Problem statement:
Output every record below exactly.

Top of Data for this exercise

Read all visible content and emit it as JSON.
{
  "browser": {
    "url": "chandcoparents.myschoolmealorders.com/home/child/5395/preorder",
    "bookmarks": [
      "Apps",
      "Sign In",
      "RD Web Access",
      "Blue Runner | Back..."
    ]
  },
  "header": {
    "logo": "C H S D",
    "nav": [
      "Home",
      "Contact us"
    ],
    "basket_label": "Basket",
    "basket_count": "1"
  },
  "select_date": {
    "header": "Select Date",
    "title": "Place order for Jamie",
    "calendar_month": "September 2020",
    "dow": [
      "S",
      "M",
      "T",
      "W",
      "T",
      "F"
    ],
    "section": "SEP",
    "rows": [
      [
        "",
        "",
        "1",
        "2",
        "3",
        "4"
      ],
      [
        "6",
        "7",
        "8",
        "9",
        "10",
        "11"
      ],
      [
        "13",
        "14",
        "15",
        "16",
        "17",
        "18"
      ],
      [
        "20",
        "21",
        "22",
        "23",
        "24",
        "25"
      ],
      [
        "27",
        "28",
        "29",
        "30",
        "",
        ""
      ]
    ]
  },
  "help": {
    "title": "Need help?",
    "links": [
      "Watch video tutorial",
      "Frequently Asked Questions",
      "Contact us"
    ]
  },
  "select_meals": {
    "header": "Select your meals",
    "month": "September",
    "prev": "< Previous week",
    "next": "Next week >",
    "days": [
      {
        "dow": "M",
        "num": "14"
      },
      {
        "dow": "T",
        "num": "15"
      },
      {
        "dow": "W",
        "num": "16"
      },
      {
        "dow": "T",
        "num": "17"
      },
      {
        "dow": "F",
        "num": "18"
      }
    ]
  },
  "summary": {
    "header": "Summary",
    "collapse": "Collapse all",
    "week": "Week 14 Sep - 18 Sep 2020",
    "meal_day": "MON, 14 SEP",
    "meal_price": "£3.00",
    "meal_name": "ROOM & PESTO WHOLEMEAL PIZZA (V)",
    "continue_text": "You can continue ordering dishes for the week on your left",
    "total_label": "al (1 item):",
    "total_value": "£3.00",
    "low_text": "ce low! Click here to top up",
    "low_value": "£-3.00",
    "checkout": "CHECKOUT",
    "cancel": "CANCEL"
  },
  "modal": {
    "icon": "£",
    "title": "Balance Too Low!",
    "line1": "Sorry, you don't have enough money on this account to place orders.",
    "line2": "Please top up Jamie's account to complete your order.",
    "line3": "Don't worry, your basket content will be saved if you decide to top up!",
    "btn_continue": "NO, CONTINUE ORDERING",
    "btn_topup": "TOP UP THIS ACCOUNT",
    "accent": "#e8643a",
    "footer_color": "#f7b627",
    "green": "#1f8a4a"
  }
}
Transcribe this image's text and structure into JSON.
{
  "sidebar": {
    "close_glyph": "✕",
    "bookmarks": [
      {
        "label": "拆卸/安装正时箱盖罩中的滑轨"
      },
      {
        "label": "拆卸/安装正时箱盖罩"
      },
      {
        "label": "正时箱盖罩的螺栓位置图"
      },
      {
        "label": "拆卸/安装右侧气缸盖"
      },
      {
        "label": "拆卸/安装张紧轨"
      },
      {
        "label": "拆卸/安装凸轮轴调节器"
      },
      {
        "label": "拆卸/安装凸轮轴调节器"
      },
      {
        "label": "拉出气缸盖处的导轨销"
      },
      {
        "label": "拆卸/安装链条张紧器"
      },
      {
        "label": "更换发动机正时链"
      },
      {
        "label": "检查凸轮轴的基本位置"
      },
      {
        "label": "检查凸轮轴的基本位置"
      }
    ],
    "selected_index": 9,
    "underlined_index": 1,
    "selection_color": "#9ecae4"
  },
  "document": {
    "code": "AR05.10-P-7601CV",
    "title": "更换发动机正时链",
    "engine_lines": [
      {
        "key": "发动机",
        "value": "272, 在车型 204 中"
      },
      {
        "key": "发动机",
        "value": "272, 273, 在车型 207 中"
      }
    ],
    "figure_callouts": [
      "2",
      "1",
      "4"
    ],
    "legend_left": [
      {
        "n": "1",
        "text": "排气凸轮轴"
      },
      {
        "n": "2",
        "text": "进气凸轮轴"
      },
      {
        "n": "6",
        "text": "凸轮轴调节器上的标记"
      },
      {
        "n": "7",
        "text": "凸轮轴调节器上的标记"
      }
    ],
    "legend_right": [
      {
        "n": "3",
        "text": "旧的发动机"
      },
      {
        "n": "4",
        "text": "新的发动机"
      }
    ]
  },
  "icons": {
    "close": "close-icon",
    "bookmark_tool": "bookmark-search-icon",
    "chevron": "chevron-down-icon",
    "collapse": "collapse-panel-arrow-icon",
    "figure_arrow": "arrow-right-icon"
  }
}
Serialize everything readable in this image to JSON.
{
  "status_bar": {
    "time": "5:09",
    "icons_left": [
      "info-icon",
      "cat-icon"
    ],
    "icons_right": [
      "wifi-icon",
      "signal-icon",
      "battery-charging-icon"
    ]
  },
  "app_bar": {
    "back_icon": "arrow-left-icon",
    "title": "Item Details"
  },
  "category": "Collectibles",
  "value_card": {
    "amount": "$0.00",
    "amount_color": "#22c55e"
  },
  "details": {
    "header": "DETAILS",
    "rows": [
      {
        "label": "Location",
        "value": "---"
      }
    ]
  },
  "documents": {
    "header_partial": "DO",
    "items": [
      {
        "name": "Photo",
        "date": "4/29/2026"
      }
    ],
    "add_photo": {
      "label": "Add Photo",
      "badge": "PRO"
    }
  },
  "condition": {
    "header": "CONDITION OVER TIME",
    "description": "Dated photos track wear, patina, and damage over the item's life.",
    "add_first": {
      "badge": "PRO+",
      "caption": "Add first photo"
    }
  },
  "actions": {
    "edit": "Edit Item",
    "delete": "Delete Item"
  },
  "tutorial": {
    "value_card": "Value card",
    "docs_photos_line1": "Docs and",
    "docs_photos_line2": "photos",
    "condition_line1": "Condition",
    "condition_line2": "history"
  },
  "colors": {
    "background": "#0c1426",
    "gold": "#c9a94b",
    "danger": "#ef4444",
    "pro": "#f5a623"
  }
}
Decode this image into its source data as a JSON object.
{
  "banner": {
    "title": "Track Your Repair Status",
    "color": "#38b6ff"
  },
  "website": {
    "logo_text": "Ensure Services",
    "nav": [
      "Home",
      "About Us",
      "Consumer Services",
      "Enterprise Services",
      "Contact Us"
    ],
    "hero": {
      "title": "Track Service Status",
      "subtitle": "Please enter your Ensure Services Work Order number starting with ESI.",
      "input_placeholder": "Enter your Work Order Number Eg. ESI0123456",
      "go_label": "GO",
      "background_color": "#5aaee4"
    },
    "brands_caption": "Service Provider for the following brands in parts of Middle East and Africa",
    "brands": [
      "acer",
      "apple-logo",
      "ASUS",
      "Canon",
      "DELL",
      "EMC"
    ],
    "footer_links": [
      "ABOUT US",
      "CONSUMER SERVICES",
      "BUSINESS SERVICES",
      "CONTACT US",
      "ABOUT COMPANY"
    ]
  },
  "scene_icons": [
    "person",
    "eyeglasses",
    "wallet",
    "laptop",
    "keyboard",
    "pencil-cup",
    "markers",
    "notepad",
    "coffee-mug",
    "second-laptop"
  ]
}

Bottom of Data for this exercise

Result below:
Read all visible content and emit it as JSON.
{
  "browser": {
    "url": "chandcoparents.myschoolmealorders.com/home/child/5395/preorder",
    "bookmarks": [
      "Apps",
      "Sign In",
      "RD Web Access",
      "Blue Runner | Back..."
    ]
  },
  "header": {
    "logo": "C H S D",
    "nav": [
      "Home",
      "Contact us"
    ],
    "basket_label": "Basket",
    "basket_count": "1"
  },
  "select_date": {
    "header": "Select Date",
    "title": "Place order for Jamie",
    "calendar_month": "September 2020",
    "dow": [
      "S",
      "M",
      "T",
      "W",
      "T",
      "F"
    ],
    "section": "SEP",
    "rows": [
      [
        "",
        "",
        "1",
        "2",
        "3",
        "4"
      ],
      [
        "6",
        "7",
        "8",
        "9",
        "10",
        "11"
      ],
      [
        "13",
        "14",
        "15",
        "16",
        "17",
        "18"
      ],
      [
        "20",
        "21",
        "22",
        "23",
        "24",
        "25"
      ],
      [
        "27",
        "28",
        "29",
        "30",
        "",
        ""
      ]
    ]
  },
  "help": {
    "title": "Need help?",
    "links": [
      "Watch video tutorial",
      "Frequently Asked Questions",
      "Contact us"
    ]
  },
  "select_meals": {
    "header": "Select your meals",
    "month": "September",
    "prev": "< Previous week",
    "next": "Next week >",
    "days": [
      {
        "dow": "M",
        "num": "14"
      },
      {
        "dow": "T",
        "num": "15"
      },
      {
        "dow": "W",
        "num": "16"
      },
      {
        "dow": "T",
        "num": "17"
      },
      {
        "dow": "F",
        "num": "18"
      }
    ]
  },
  "summary": {
    "header": "Summary",
    "collapse": "Collapse all",
    "week": "Week 14 Sep - 18 Sep 2020",
    "meal_day": "MON, 14 SEP",
    "meal_price": "£3.00",
    "meal_name": "ROOM & PESTO WHOLEMEAL PIZZA (V)",
    "continue_text": "You can continue ordering dishes for the week on your left",
    "total_label": "al (1 item):",
    "total_value": "£3.00",
    "low_text": "ce low! Click here to top up",
    "low_value": "£-3.00",
    "checkout": "CHECKOUT",
    "cancel": "CANCEL"
  },
  "modal": {
    "icon": "£",
    "title": "Balance Too Low!",
    "line1": "Sorry, you don't have enough money on this account to place orders.",
    "line2": "Please top up Jamie's account to complete your order.",
    "line3": "Don't worry, your basket content will be saved if you decide to top up!",
    "btn_continue": "NO, CONTINUE ORDERING",
    "btn_topup": "TOP UP THIS ACCOUNT",
    "accent": "#e8643a",
    "footer_color": "#f7b627",
    "green": "#1f8a4a"
  }
}
Transcribe this image's text and structure into JSON.
{
  "sidebar": {
    "close_glyph": "✕",
    "bookmarks": [
      {
        "label": "拆卸/安装正时箱盖罩中的滑轨"
      },
      {
        "label": "拆卸/安装正时箱盖罩"
      },
      {
        "label": "正时箱盖罩的螺栓位置图"
      },
      {
        "label": "拆卸/安装右侧气缸盖"
      },
      {
        "label": "拆卸/安装张紧轨"
      },
      {
        "label": "拆卸/安装凸轮轴调节器"
      },
      {
        "label": "拆卸/安装凸轮轴调节器"
      },
      {
        "label": "拉出气缸盖处的导轨销"
      },
      {
        "label": "拆卸/安装链条张紧器"
      },
      {
        "label": "更换发动机正时链"
      },
      {
        "label": "检查凸轮轴的基本位置"
      },
      {
        "label": "检查凸轮轴的基本位置"
      }
    ],
    "selected_index": 9,
    "underlined_index": 1,
    "selection_color": "#9ecae4"
  },
  "document": {
    "code": "AR05.10-P-7601CV",
    "title": "更换发动机正时链",
    "engine_lines": [
      {
        "key": "发动机",
        "value": "272, 在车型 204 中"
      },
      {
        "key": "发动机",
        "value": "272, 273, 在车型 207 中"
      }
    ],
    "figure_callouts": [
      "2",
      "1",
      "4"
    ],
    "legend_left": [
      {
        "n": "1",
        "text": "排气凸轮轴"
      },
      {
        "n": "2",
        "text": "进气凸轮轴"
      },
      {
        "n": "6",
        "text": "凸轮轴调节器上的标记"
      },
      {
        "n": "7",
        "text": "凸轮轴调节器上的标记"
      }
    ],
    "legend_right": [
      {
        "n": "3",
        "text": "旧的发动机"
      },
      {
        "n": "4",
        "text": "新的发动机"
      }
    ]
  },
  "icons": {
    "close": "close-icon",
    "bookmark_tool": "bookmark-search-icon",
    "chevron": "chevron-down-icon",
    "collapse": "collapse-panel-arrow-icon",
    "figure_arrow": "arrow-right-icon"
  }
}
Serialize everything readable in this image to JSON.
{
  "status_bar": {
    "time": "5:09",
    "icons_left": [
      "info-icon",
      "cat-icon"
    ],
    "icons_right": [
      "wifi-icon",
      "signal-icon",
      "battery-charging-icon"
    ]
  },
  "app_bar": {
    "back_icon": "arrow-left-icon",
    "title": "Item Details"
  },
  "category": "Collectibles",
  "value_card": {
    "amount": "$0.00",
    "amount_color": "#22c55e"
  },
  "details": {
    "header": "DETAILS",
    "rows": [
      {
        "label": "Location",
        "value": "---"
      }
    ]
  },
  "documents": {
    "header_partial": "DO",
    "items": [
      {
        "name": "Photo",
        "date": "4/29/2026"
      }
    ],
    "add_photo": {
      "label": "Add Photo",
      "badge": "PRO"
    }
  },
  "condition": {
    "header": "CONDITION OVER TIME",
    "description": "Dated photos track wear, patina, and damage over the item's life.",
    "add_first": {
      "badge": "PRO+",
      "caption": "Add first photo"
    }
  },
  "actions": {
    "edit": "Edit Item",
    "delete": "Delete Item"
  },
  "tutorial": {
    "value_card": "Value card",
    "docs_photos_line1": "Docs and",
    "docs_photos_line2": "photos",
    "condition_line1": "Condition",
    "condition_line2": "history"
  },
  "colors": {
    "background": "#0c1426",
    "gold": "#c9a94b",
    "danger": "#ef4444",
    "pro": "#f5a623"
  }
}
Decode this image into its source data as a JSON object.
{
  "banner": {
    "title": "Track Your Repair Status",
    "color": "#38b6ff"
  },
  "website": {
    "logo_text": "Ensure Services",
    "nav": [
      "Home",
      "About Us",
      "Consumer Services",
      "Enterprise Services",
      "Contact Us"
    ],
    "hero": {
      "title": "Track Service Status",
      "subtitle": "Please enter your Ensure Services Work Order number starting with ESI.",
      "input_placeholder": "Enter your Work Order Number Eg. ESI0123456",
      "go_label": "GO",
      "background_color": "#5aaee4"
    },
    "brands_caption": "Service Provider for the following brands in parts of Middle East and Africa",
    "brands": [
      "acer",
      "apple-logo",
      "ASUS",
      "Canon",
      "DELL",
      "EMC"
    ],
    "footer_links": [
      "ABOUT US",
      "CONSUMER SERVICES",
      "BUSINESS SERVICES",
      "CONTACT US",
      "ABOUT COMPANY"
    ]
  },
  "scene_icons": [
    "person",
    "eyeglasses",
    "wallet",
    "laptop",
    "keyboard",
    "pencil-cup",
    "markers",
    "notepad",
    "coffee-mug",
    "second-laptop"
  ]
}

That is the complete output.